Everyone knows Florida as a strange place, one that's churned out its share of boy bands, punk rockers, and booty-bass at varying points in its relatively brief musical history. A physically long state with what can often seem like a longer list of embarrassments to its name, Florida has carved out from its muggy, brackish and slow-moving existence a rather confused identity for itself.
Which is probably why,
sometimes a lot of times, we get left behind. Especially down at its Southern tip, a Florida show for a mid-sized act offers little in the way of guarantees when compared to the mental and physical energy required getting here. Still, when a band does put in that extra effort, when the kids have scraped together their $15 cover charges and the humidity is working like a warm, tingly salve, the pay-off for a Florida show can be truly magical.

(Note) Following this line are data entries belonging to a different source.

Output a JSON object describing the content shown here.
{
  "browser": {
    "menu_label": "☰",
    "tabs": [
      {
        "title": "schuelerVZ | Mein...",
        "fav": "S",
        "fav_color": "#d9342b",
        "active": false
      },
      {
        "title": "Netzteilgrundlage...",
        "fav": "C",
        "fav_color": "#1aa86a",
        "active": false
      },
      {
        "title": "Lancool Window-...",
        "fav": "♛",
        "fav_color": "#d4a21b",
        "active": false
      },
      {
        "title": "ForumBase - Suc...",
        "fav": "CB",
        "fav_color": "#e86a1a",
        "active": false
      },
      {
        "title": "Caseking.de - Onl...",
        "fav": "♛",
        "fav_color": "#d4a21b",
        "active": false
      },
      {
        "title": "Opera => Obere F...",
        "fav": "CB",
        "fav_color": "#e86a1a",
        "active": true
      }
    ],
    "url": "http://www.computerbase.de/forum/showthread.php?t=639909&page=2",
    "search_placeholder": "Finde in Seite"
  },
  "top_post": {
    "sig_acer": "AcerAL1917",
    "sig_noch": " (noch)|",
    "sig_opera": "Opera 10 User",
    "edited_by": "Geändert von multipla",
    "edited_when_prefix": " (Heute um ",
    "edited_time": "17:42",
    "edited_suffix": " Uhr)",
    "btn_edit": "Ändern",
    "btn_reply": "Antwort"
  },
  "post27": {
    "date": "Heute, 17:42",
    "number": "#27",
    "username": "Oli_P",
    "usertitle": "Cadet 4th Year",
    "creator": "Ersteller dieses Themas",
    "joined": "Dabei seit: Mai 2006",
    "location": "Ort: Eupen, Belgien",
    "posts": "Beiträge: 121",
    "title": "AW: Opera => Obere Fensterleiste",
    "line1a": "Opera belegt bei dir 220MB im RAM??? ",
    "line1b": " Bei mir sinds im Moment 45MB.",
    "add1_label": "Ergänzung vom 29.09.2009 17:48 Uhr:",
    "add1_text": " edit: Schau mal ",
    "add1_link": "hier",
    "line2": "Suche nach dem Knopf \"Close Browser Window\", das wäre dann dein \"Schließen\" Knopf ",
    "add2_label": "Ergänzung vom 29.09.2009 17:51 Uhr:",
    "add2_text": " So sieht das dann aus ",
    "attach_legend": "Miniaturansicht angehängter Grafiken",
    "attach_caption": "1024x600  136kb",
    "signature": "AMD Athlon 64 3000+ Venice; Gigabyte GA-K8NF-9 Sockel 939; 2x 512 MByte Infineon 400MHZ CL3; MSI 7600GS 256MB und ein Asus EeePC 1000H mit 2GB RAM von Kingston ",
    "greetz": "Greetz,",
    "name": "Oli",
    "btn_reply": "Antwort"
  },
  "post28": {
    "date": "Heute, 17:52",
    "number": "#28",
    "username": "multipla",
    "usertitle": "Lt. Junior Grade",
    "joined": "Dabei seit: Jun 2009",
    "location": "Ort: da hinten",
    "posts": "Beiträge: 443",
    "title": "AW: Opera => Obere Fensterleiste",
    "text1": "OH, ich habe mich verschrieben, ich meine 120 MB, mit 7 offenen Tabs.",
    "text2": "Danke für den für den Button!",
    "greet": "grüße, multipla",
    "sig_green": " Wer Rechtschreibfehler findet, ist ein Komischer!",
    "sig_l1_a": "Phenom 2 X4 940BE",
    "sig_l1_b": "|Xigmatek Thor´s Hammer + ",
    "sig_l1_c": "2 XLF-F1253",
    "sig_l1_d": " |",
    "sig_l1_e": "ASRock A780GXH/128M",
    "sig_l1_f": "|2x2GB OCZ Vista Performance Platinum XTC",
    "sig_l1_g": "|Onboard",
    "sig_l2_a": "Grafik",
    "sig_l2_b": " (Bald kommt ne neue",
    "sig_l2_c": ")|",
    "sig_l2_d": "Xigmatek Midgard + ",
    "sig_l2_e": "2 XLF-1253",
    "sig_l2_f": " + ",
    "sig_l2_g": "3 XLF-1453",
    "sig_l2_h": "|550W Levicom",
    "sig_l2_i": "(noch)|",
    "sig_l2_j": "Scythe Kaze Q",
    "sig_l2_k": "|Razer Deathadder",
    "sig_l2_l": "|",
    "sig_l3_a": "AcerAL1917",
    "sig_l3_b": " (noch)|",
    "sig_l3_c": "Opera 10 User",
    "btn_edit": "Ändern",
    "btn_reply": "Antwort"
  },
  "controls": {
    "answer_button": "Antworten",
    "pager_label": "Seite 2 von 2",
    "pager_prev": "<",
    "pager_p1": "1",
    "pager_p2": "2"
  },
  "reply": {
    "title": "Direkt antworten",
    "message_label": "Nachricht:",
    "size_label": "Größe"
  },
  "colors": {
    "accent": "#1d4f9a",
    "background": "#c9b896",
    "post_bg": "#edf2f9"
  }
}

California surf-rock mainstays The Growlers are making their first Florida rounds since 2012 this week, snaking down the state from Tallahassee to Tampa and back up to Orlando and Gainesville, with last night's show at Culture Room the midpoint of the tour's five-stop Florida leg. For a Tuesday night show that reached venue capacity with a boisterous young crowd and openers Broncho setting the tone with their bouncy garage-punk vibes, the magic that could have manifested for The Growlers' big South Florida return seemed to never fully take off. Maybe it was that the venue itself was too small for the popular "beach goth" group, whose laid-back surf rock with a circus sideshow twist approached ska-jam territory at points. Tunes like the walking bass-driven "Big Toe" from Chinese Fountain and twangy, psychedelic "Naked Kids" felt like they could have been better served by an open-air festival environment, where revelers could coast in and out at their leisure with some room for conversation in between their slow-skanking. What we got was an uncomfortably packed room in front of the stage, where spilling drinks and heedless shoving made it difficult to focus long on a song, let alone reach the cool-zen levels of enjoyment called for by the music of The Growlers.
Perhaps it was that, in a place where the oppressive heat of endless summers and constant reminders of encroaching sea levels have bred our own take on "tropical goth" and trippy garage rock (see Jacuzzi Boys, Surfer Blood, Lil Daggers), the chilled-out West Coast strain of The Growlers' surf music simply lacks some of the energy required to get us languishing Floridians to actually move our bodies.
While the show didn't fully reach its potential, it was by no means a failure. Both bands played through satisfying setlists to a crowd who knew all the words to their songs. Oklahoma's Broncho kept their stage presence minimal and respectably punk rock while still delivering on the indie-pop hooks that have gained them recent attention, as in "NC-17" and "Class Historian." Broncho frontman Ryan Lindsey was particularly interesting to watch, his oversized white t-shirt and dark stringy hair hanging over his bouncing, skinny frame as he shouted out high-pitched refrains between songs.
But it was The Growlers singer Brooks Nielsen's vocals that shone through the vape and pot smoke most of all last night, his perfectly annunciated lyrics ringing out clearly over the pleasantly distorted, jangly surf-pop tunes. The band kicked off their set with "Burden Of The Captain" and played through notable tracks like "Hiding Under The Covers," "Black Memories," "Someday," and "Wet Dreams," holding the attention of the squeezed-in crowd most of the duration, though never getting us to move beyond some gentle swaying and the occasional fringe skanking, where there was a bit more room to stretch out.
While this double-bill would have fit much more comfortably at Revolution Live, where the pit is cozy but there's still plenty of room to roam elsewhere without sacrificing too much visibility or sound quality, it was nonetheless an impressive return for a group who's been out of the Florida loop for three years. Here's hoping more bands continue making the trek down to meet sold-out crowds who, despite rain, spilled drinks, and less than friendly service, are still down to hang and get down to some rock music on a Tuesday.
Keep New Times Broward-Palm Beach Free... Since we started New Times Broward-Palm Beach, it has been defined as the free, independent voice of South Florida, and we would like to keep it that way. Offering our readers free access to incisive coverage of local news, food and culture. Producing stories on everything from political scandals to the hottest new bands, with gutsy reporting, stylish writing, and staffers who've won everything from the Society of Professional Journalists' Sigma Delta Chi feature-writing award to the Casey Medal for Meritorious Journalism. But with local journalism's existence under siege and advertising revenue setbacks having a larger impact, it is important now more than ever for us to rally support behind funding our local journalism. You can help by participating in our "I Support" membership program, allowing us to keep covering South Florida with no paywalls.